SOURCE INFORMATION ::
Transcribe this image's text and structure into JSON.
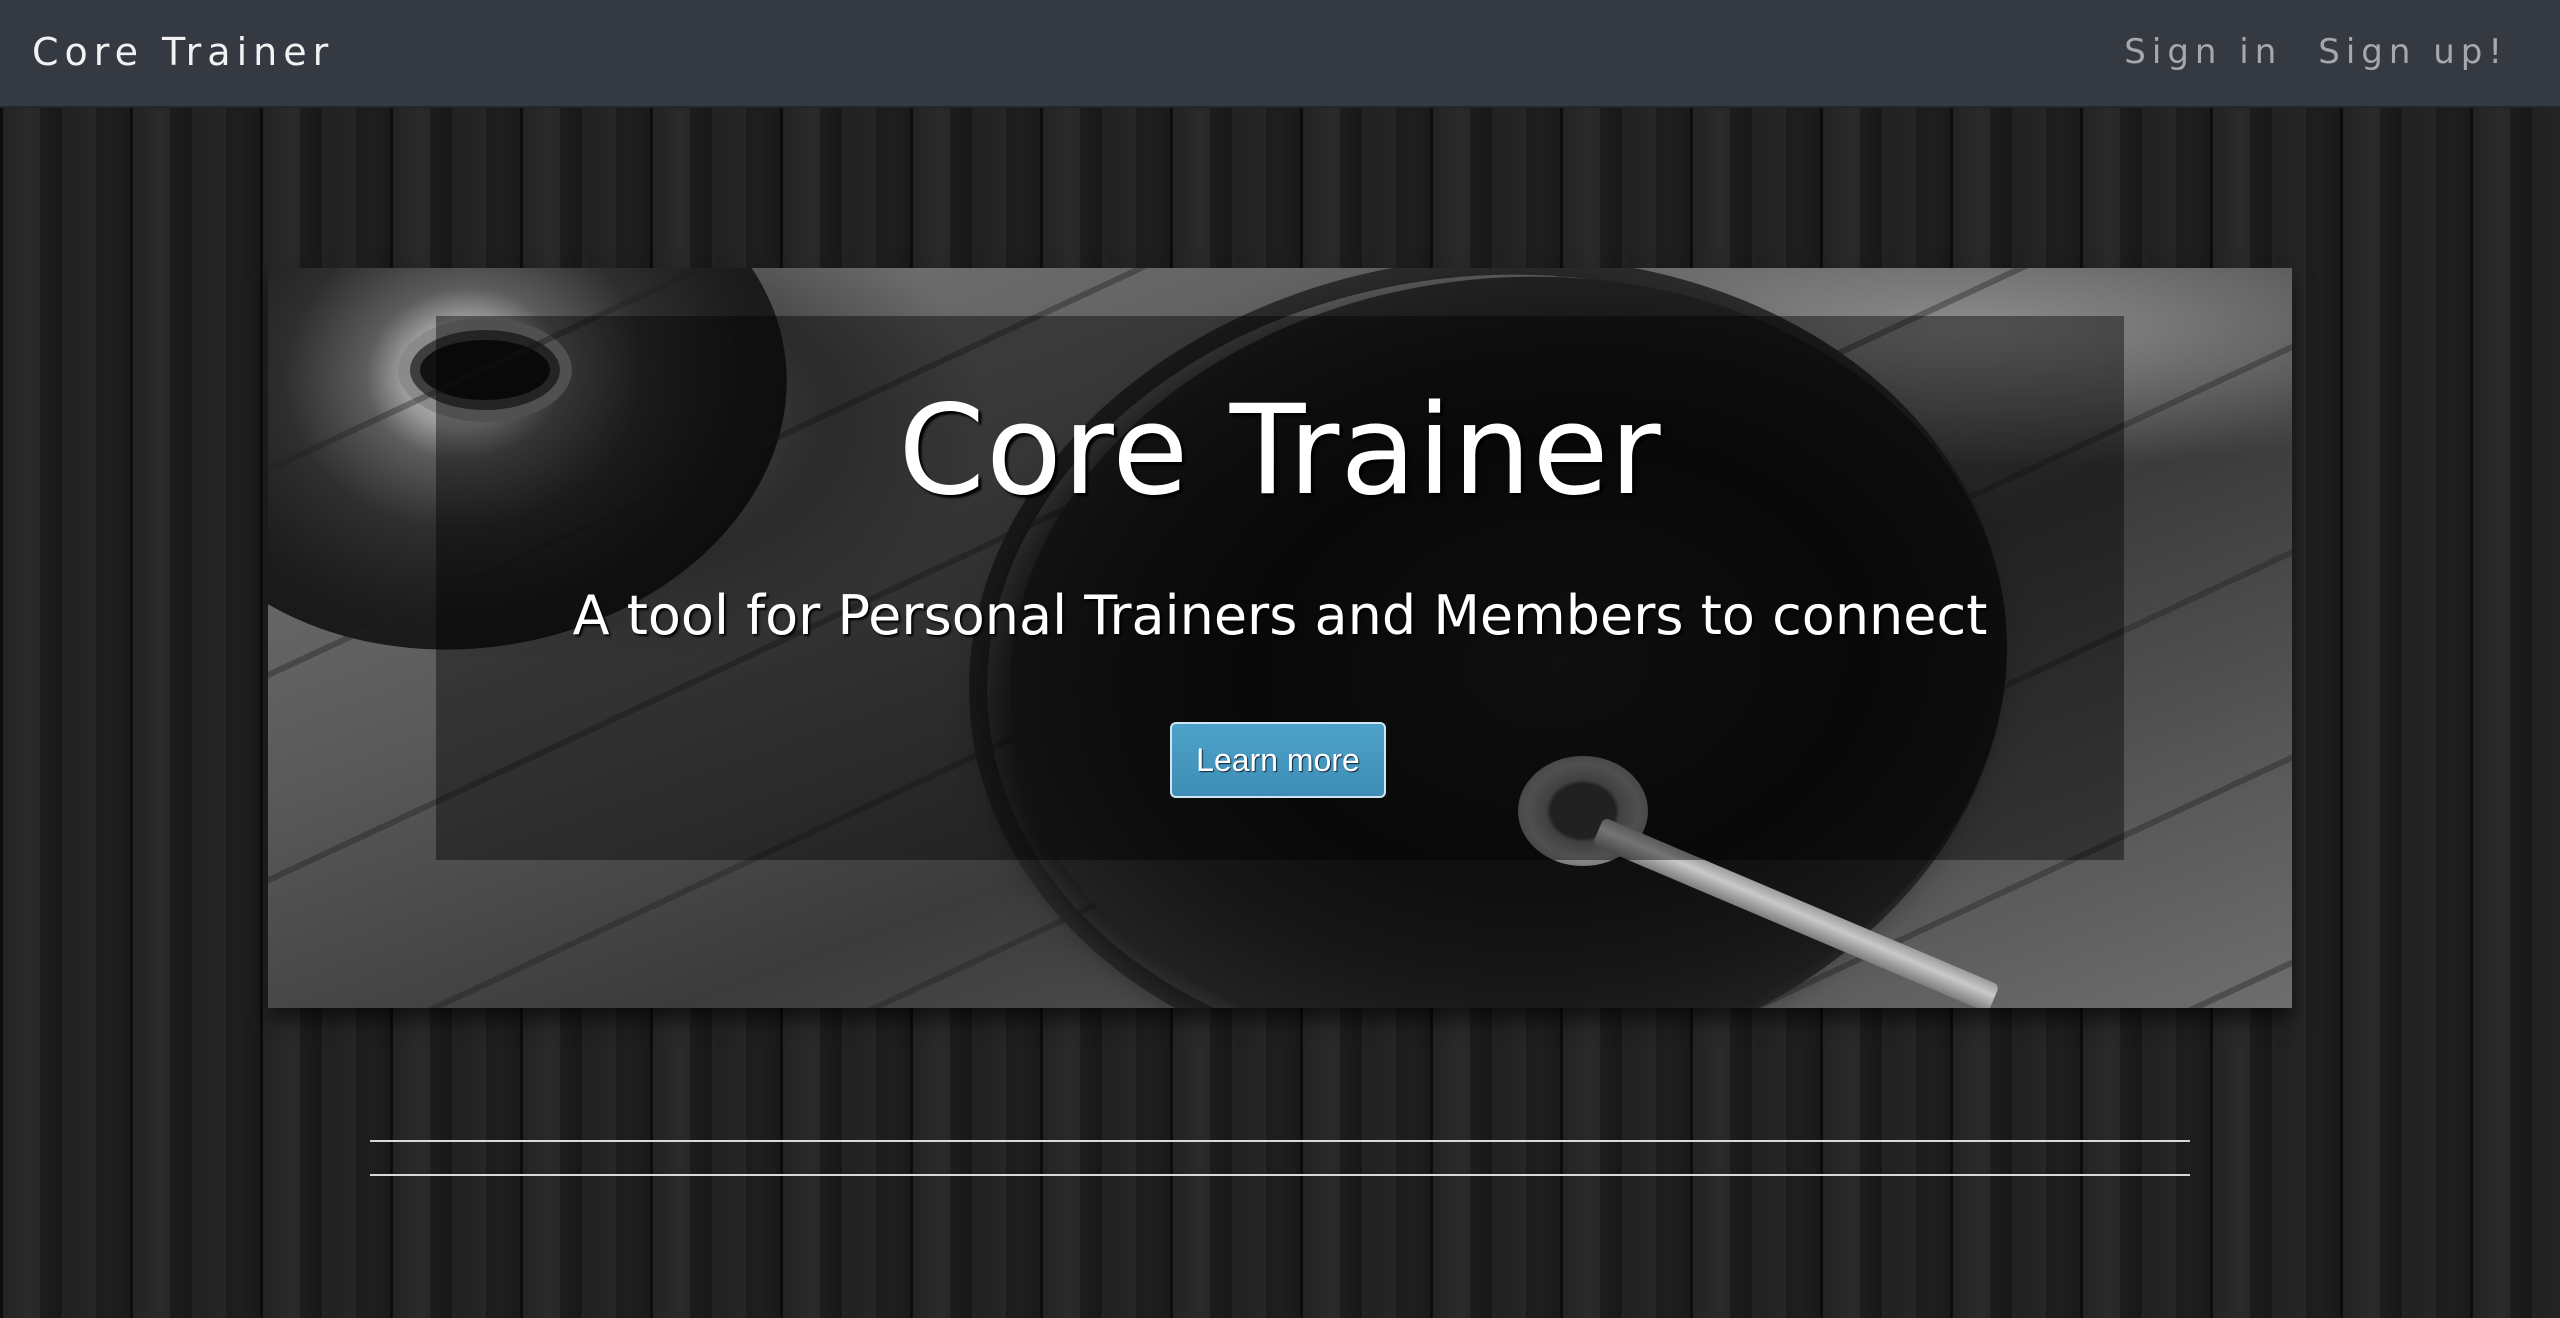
{
  "navbar": {
    "brand": "Core Trainer",
    "links": [
      {
        "label": "Sign in"
      },
      {
        "label": "Sign up!"
      }
    ]
  },
  "hero": {
    "title": "Core Trainer",
    "subtitle": "A tool for Personal Trainers and Members to connect",
    "button_label": "Learn more"
  }
}
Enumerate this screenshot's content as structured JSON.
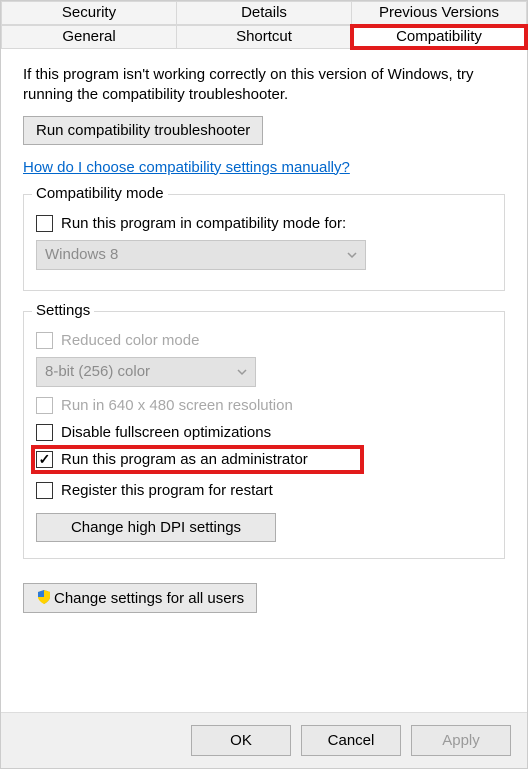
{
  "tabs": {
    "row1": [
      "Security",
      "Details",
      "Previous Versions"
    ],
    "row2": [
      "General",
      "Shortcut",
      "Compatibility"
    ]
  },
  "intro": "If this program isn't working correctly on this version of Windows, try running the compatibility troubleshooter.",
  "run_troubleshooter": "Run compatibility troubleshooter",
  "help_link": "How do I choose compatibility settings manually?",
  "compat_mode": {
    "title": "Compatibility mode",
    "checkbox": "Run this program in compatibility mode for:",
    "dropdown": "Windows 8"
  },
  "settings": {
    "title": "Settings",
    "reduced_color": "Reduced color mode",
    "color_dropdown": "8-bit (256) color",
    "run_640": "Run in 640 x 480 screen resolution",
    "disable_fullscreen": "Disable fullscreen optimizations",
    "run_admin": "Run this program as an administrator",
    "register_restart": "Register this program for restart",
    "change_dpi": "Change high DPI settings"
  },
  "change_all_users": "Change settings for all users",
  "footer": {
    "ok": "OK",
    "cancel": "Cancel",
    "apply": "Apply"
  }
}
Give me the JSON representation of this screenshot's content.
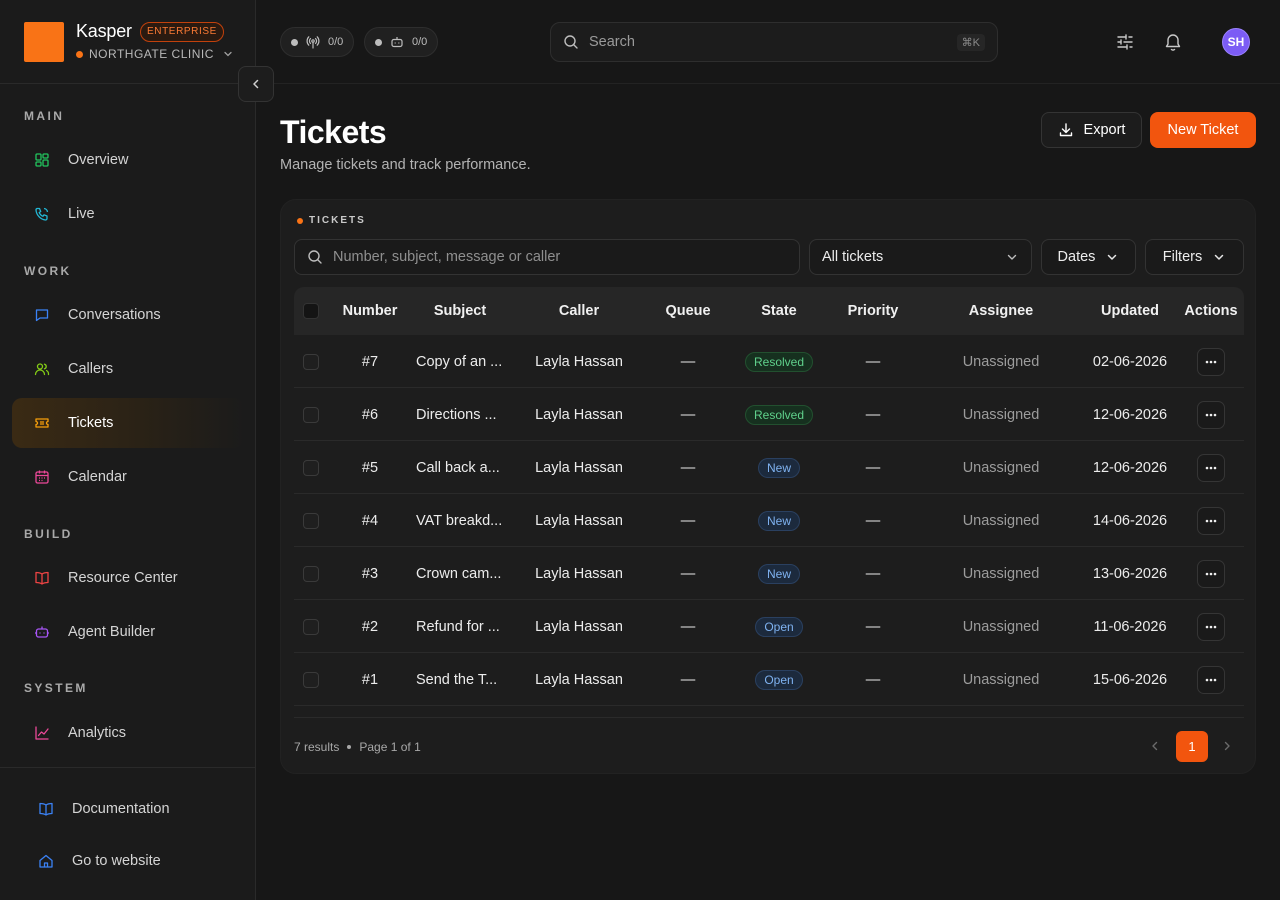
{
  "brand": {
    "name": "Kasper",
    "badge": "ENTERPRISE",
    "org": "NORTHGATE CLINIC"
  },
  "sidebar": {
    "sections": [
      {
        "label": "MAIN",
        "items": [
          {
            "label": "Overview",
            "icon": "grid-icon",
            "color": "#22c55e"
          },
          {
            "label": "Live",
            "icon": "phone-icon",
            "color": "#22b8d6"
          }
        ]
      },
      {
        "label": "WORK",
        "items": [
          {
            "label": "Conversations",
            "icon": "chat-icon",
            "color": "#3b82f6"
          },
          {
            "label": "Callers",
            "icon": "users-icon",
            "color": "#84cc16"
          },
          {
            "label": "Tickets",
            "icon": "ticket-icon",
            "color": "#f59e0b",
            "active": true
          },
          {
            "label": "Calendar",
            "icon": "calendar-icon",
            "color": "#ec4899"
          }
        ]
      },
      {
        "label": "BUILD",
        "items": [
          {
            "label": "Resource Center",
            "icon": "book-icon",
            "color": "#ef4444"
          },
          {
            "label": "Agent Builder",
            "icon": "bot-icon",
            "color": "#a855f7"
          }
        ]
      },
      {
        "label": "SYSTEM",
        "items": [
          {
            "label": "Analytics",
            "icon": "chart-icon",
            "color": "#ec4899"
          }
        ]
      }
    ],
    "footer": [
      {
        "label": "Documentation",
        "icon": "book-open-icon",
        "color": "#3b82f6"
      },
      {
        "label": "Go to website",
        "icon": "home-icon",
        "color": "#3b82f6"
      }
    ]
  },
  "topbar": {
    "pills": [
      {
        "icon": "antenna-icon",
        "value": "0/0"
      },
      {
        "icon": "robot-icon",
        "value": "0/0"
      }
    ],
    "search_placeholder": "Search",
    "shortcut": "⌘K",
    "avatar": "SH"
  },
  "page": {
    "title": "Tickets",
    "subtitle": "Manage tickets and track performance.",
    "export_label": "Export",
    "new_label": "New Ticket"
  },
  "card": {
    "label": "TICKETS",
    "search_placeholder": "Number, subject, message or caller",
    "filter_all": "All tickets",
    "filter_dates": "Dates",
    "filter_filters": "Filters",
    "columns": [
      "Number",
      "Subject",
      "Caller",
      "Queue",
      "State",
      "Priority",
      "Assignee",
      "Updated",
      "Actions"
    ],
    "rows": [
      {
        "number": "#7",
        "subject": "Copy of an ...",
        "caller": "Layla Hassan",
        "queue": "—",
        "state": "Resolved",
        "priority": "—",
        "assignee": "Unassigned",
        "updated": "02-06-2026"
      },
      {
        "number": "#6",
        "subject": "Directions ...",
        "caller": "Layla Hassan",
        "queue": "—",
        "state": "Resolved",
        "priority": "—",
        "assignee": "Unassigned",
        "updated": "12-06-2026"
      },
      {
        "number": "#5",
        "subject": "Call back a...",
        "caller": "Layla Hassan",
        "queue": "—",
        "state": "New",
        "priority": "—",
        "assignee": "Unassigned",
        "updated": "12-06-2026"
      },
      {
        "number": "#4",
        "subject": "VAT breakd...",
        "caller": "Layla Hassan",
        "queue": "—",
        "state": "New",
        "priority": "—",
        "assignee": "Unassigned",
        "updated": "14-06-2026"
      },
      {
        "number": "#3",
        "subject": "Crown cam...",
        "caller": "Layla Hassan",
        "queue": "—",
        "state": "New",
        "priority": "—",
        "assignee": "Unassigned",
        "updated": "13-06-2026"
      },
      {
        "number": "#2",
        "subject": "Refund for ...",
        "caller": "Layla Hassan",
        "queue": "—",
        "state": "Open",
        "priority": "—",
        "assignee": "Unassigned",
        "updated": "11-06-2026"
      },
      {
        "number": "#1",
        "subject": "Send the T...",
        "caller": "Layla Hassan",
        "queue": "—",
        "state": "Open",
        "priority": "—",
        "assignee": "Unassigned",
        "updated": "15-06-2026"
      }
    ],
    "results": "7 results",
    "page_info": "Page 1 of 1",
    "current_page": "1"
  }
}
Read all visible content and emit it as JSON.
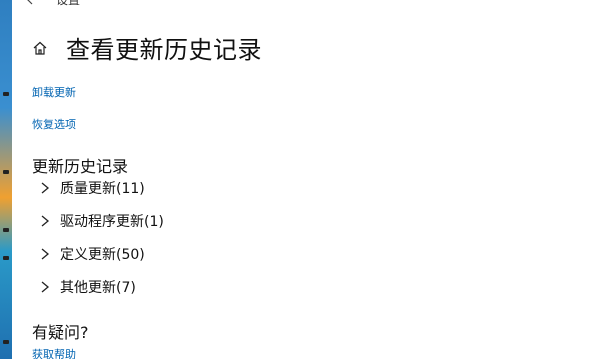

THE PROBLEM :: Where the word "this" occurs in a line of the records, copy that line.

ANSWER SECTION ::
Transcribe this image's text and structure into JSON.
Enumerate this screenshot's content as structured JSON.
  "intro": "If this program isn't working correctly on this version of Windows, try running the compatibility troubleshooter.",
    "checkbox": "Run this program in compatibility mode for:",
    "run_admin": "Run this program as an administrator",
    "register_restart": "Register this program for restart",
Give me the JSON representation of this screenshot's content.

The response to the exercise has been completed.